-- Opening Marker --

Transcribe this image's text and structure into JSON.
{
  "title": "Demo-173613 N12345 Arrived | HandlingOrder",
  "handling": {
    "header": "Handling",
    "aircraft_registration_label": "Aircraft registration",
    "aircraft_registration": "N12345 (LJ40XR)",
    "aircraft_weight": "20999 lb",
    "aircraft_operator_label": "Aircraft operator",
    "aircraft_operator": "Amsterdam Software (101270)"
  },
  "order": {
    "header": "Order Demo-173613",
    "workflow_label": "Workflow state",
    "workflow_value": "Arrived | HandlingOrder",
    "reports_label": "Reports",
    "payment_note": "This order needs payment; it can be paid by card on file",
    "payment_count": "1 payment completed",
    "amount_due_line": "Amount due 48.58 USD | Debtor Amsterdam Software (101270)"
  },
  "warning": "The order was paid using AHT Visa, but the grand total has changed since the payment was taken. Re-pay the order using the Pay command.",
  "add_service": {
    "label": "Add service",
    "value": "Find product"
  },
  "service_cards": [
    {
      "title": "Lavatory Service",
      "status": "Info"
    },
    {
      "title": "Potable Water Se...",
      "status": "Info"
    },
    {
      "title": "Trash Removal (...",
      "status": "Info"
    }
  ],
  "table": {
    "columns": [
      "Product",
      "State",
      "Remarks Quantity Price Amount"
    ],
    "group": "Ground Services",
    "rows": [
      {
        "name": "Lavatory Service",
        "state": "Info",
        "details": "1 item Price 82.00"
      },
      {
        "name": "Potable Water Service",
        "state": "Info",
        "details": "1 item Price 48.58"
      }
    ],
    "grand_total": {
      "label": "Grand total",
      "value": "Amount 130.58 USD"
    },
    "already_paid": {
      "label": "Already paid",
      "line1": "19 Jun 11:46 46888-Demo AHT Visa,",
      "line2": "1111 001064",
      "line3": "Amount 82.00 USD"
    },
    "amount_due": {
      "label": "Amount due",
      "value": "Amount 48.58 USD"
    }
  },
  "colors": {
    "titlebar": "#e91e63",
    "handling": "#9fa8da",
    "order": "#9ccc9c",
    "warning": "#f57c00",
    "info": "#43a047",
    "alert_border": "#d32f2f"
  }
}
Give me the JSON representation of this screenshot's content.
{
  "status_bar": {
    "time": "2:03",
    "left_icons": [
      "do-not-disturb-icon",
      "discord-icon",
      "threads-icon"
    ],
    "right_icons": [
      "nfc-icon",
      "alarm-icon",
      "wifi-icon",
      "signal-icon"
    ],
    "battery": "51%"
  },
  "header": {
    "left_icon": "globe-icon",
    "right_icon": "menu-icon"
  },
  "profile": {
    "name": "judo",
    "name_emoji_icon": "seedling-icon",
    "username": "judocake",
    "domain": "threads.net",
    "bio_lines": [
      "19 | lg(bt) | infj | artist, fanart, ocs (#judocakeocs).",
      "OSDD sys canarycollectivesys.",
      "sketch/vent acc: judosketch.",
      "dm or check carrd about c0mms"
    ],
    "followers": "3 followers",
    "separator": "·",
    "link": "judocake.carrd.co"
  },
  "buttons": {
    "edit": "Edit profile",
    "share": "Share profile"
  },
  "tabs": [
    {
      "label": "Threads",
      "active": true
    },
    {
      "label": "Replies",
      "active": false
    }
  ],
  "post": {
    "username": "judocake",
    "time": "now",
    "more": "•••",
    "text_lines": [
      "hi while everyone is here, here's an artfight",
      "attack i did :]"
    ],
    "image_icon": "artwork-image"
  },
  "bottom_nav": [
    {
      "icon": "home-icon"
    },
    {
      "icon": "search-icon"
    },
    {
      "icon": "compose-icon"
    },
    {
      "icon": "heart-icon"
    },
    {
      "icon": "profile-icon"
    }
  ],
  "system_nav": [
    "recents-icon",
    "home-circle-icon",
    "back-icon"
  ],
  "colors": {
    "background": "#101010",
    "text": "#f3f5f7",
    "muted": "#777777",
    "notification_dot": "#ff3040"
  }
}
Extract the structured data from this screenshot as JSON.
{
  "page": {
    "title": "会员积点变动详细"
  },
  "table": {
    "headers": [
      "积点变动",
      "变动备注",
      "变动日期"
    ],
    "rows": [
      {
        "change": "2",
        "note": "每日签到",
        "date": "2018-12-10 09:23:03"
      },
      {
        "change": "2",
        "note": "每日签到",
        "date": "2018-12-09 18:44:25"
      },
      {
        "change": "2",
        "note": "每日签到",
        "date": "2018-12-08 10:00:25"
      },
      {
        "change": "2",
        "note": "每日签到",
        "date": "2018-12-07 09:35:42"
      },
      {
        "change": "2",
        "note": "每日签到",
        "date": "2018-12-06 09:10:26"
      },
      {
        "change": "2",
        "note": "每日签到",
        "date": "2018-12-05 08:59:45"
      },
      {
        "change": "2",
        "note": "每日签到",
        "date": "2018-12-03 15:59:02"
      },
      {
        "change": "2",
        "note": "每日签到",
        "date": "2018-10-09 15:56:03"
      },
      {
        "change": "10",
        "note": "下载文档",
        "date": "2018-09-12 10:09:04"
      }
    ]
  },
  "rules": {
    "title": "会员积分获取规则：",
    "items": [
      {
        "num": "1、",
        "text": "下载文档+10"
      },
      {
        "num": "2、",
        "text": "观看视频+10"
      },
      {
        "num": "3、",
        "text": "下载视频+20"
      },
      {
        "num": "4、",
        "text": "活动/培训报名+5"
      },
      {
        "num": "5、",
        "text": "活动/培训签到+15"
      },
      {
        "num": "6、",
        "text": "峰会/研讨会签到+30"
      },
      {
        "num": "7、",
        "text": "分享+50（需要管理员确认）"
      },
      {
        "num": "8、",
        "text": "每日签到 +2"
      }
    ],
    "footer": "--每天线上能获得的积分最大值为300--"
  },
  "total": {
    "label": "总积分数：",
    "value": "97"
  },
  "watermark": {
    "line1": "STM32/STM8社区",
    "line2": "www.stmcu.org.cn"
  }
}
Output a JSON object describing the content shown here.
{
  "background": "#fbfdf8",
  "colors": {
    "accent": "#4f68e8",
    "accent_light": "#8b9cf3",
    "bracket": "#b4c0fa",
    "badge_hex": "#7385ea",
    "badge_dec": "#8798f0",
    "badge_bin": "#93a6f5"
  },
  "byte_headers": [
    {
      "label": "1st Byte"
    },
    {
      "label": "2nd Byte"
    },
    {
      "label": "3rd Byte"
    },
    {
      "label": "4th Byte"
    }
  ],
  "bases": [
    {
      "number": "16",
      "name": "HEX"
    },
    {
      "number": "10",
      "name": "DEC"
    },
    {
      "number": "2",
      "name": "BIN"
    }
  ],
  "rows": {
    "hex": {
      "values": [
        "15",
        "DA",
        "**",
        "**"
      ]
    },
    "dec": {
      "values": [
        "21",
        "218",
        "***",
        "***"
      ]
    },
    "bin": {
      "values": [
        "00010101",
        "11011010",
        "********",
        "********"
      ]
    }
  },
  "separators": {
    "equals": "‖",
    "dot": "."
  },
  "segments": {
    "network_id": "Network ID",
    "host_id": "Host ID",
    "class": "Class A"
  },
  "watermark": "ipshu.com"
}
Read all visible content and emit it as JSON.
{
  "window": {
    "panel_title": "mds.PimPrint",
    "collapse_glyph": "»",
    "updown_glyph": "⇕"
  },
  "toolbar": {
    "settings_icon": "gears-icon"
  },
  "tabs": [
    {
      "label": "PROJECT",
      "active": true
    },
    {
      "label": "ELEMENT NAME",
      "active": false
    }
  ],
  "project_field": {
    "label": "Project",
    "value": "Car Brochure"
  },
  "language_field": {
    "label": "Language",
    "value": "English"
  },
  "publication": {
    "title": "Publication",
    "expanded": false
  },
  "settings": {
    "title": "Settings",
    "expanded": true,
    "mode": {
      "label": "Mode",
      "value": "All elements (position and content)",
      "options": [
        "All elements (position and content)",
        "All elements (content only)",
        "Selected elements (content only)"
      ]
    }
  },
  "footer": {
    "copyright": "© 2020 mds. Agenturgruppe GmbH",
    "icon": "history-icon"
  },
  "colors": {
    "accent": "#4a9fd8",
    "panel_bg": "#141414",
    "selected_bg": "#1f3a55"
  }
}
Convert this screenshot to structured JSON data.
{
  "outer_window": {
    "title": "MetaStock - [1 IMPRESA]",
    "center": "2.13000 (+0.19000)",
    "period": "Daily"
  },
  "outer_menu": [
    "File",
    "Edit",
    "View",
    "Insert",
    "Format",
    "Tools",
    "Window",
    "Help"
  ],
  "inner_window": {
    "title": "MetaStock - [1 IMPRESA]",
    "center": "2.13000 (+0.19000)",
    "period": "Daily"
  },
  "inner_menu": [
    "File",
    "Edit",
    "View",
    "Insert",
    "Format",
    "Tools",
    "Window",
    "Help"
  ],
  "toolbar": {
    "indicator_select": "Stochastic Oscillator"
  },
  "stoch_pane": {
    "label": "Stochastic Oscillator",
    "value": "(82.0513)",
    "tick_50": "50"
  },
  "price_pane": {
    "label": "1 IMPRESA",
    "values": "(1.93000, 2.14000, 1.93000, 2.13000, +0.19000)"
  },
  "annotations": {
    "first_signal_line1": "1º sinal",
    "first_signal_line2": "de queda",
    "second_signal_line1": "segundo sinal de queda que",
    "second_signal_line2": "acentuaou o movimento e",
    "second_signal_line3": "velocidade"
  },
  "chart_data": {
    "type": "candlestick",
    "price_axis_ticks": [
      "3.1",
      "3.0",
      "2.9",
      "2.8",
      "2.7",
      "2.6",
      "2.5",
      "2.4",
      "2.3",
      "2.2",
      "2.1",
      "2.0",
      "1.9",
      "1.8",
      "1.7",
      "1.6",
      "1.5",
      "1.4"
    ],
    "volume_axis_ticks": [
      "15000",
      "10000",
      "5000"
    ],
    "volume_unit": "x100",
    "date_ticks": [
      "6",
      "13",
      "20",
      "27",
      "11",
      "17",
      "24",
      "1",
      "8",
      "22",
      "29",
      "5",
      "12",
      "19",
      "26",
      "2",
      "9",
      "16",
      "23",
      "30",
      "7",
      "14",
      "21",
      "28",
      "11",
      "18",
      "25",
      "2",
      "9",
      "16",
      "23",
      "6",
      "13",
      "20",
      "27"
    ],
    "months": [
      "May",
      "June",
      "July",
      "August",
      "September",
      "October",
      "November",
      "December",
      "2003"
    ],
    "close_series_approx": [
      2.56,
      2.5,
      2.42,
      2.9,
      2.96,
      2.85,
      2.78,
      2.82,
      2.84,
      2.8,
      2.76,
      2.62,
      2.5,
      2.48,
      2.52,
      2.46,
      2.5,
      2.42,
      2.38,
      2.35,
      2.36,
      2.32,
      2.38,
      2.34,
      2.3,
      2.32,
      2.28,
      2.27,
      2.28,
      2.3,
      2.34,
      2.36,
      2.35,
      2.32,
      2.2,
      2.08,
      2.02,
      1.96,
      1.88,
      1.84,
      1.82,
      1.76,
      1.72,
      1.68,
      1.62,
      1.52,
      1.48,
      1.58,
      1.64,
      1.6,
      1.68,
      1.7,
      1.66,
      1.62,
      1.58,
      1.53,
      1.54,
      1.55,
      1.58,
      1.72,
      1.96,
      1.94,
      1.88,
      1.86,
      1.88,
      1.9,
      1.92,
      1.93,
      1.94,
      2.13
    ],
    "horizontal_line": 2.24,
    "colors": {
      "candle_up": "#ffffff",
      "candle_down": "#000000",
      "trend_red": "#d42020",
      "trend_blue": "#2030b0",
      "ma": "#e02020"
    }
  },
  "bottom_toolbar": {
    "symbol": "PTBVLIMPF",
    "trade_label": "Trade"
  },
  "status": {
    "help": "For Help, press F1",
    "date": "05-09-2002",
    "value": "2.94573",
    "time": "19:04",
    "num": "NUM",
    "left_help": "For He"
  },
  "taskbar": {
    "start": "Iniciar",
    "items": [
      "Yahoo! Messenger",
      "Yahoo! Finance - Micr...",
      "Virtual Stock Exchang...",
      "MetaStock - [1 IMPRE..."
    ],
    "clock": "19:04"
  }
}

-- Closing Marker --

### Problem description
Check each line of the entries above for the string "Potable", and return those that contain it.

### Result of this task
      "title": "Potable Water Se...",
        "name": "Potable Water Service",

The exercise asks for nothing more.